- Improving balance
- Enhancing respiratory functioning
- Aiding digestion
- Alleviating head pain
- Lowering your levels of the stress hormone cortisol
Practicing poses will also lead to a deeper mind-body connection.
As you learn to do yoga poses, you may begin to become more aware of your breath and the way your body moves during the exercises. This attention to your breath moving through the body is really the foundation of a mind-body connection. This is how yoga turns physical exercises into a way to become more mindful, and aids in developing a meditation practice.
5 Yoga poses anyone (even you!) can do
If you want to try a few beginner postures at home before heading to the studio, check out these five poses that provide all of the yoga health benefits without any potentially embarrassing or dangerous mishaps.
Whether you are overweight or fit, young or old, strong or weak, yoga is accessible to you. All you need is a chair and some floor space.
“With every movement, try and move slowly, remembering to breathe as you move. Try and hold the poses for at least 10 slow breaths,” Martins says.
1. Sun Breaths
(Standing tall on two feet or sitting in chair)
The seated sun breath is a good first pose to try. It can be done standing, or can be modified to a sitting position.
With sun breaths, you connect the breath with movement, focusing on elongating the spine and opening the shoulders, and you allow your arms to move up and over your head with each inhalation.
Swoosh your arms out and down to your sides with each exhalation.
(Sitting in a chair)
Sit on a chair with the spine long and both feet on the floor. Place your hands on your knees or the tops of your thighs.
On an inhale, arch your spine and roll your shoulders down and back, bringing your shoulder blades onto your back. This is cow position.
On an exhale, round your spine and drop your chin to your chest, letting the shoulders and head come forward. This is cat position.
Continue moving between cow on the inhalations, and cat on the exhalations for 10 breaths.
3. Spinal Twist
(In a chair)
Sit sideways on the chair, facing to the left. Twist your torso toward the left, holding onto the back of the chair, for a spinal twist.

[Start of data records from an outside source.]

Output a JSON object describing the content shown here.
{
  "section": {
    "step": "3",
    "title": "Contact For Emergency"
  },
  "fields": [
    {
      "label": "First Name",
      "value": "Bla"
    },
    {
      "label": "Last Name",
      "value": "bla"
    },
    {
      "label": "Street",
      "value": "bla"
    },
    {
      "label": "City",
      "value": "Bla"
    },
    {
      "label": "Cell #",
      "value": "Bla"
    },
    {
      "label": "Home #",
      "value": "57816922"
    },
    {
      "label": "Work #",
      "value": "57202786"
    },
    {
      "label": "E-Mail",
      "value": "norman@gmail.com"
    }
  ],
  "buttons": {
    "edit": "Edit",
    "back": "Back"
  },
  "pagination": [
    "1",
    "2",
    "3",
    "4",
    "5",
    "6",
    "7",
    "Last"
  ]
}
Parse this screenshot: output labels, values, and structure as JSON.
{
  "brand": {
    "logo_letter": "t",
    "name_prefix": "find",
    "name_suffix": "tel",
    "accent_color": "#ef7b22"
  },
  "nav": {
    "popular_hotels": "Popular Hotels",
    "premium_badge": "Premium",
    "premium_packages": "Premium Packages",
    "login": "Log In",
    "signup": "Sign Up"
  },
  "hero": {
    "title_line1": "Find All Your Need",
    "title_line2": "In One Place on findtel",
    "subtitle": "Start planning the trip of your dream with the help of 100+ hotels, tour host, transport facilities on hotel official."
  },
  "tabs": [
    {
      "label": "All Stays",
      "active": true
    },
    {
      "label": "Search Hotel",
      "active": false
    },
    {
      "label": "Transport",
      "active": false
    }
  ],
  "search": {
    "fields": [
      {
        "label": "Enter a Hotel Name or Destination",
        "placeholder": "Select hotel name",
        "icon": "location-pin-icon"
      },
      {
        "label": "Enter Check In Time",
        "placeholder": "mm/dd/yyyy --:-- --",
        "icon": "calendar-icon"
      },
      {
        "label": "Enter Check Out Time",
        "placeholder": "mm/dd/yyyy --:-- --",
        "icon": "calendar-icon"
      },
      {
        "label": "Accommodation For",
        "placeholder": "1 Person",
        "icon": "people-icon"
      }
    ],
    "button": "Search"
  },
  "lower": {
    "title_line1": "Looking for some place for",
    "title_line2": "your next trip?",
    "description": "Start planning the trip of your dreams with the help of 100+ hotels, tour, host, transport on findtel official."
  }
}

Lengthen your spine on each inhale and twist on each exhale for five breaths. Move your legs around to the right side of the chair and repeat the twist to the right side.
4. Pigeon Pose
(On a chair)
Hours of sitting at work tightens up the hips. Sit straight in a chair, then bring your right ankle to rest on your left thigh, keeping the knee in line with your ankle as much as possible.
Hold this chair pigeon for three to five breaths. You may forward bend to intensify the stretch, if you like.
Repeat with the left leg up. Repeat on the opposite side.
5. Corpse Pose
(Lying down or legs supported by chair)
Classes typically end up finishing with corpse pose, also commonly referred to as savasana. Take a few minutes to lay on the floor, or sit with your eyes closed and hands relaxed at the end of your practice. This savasana will help your body absorb all the good effects of the poses you have done and transition you into the rest of your day.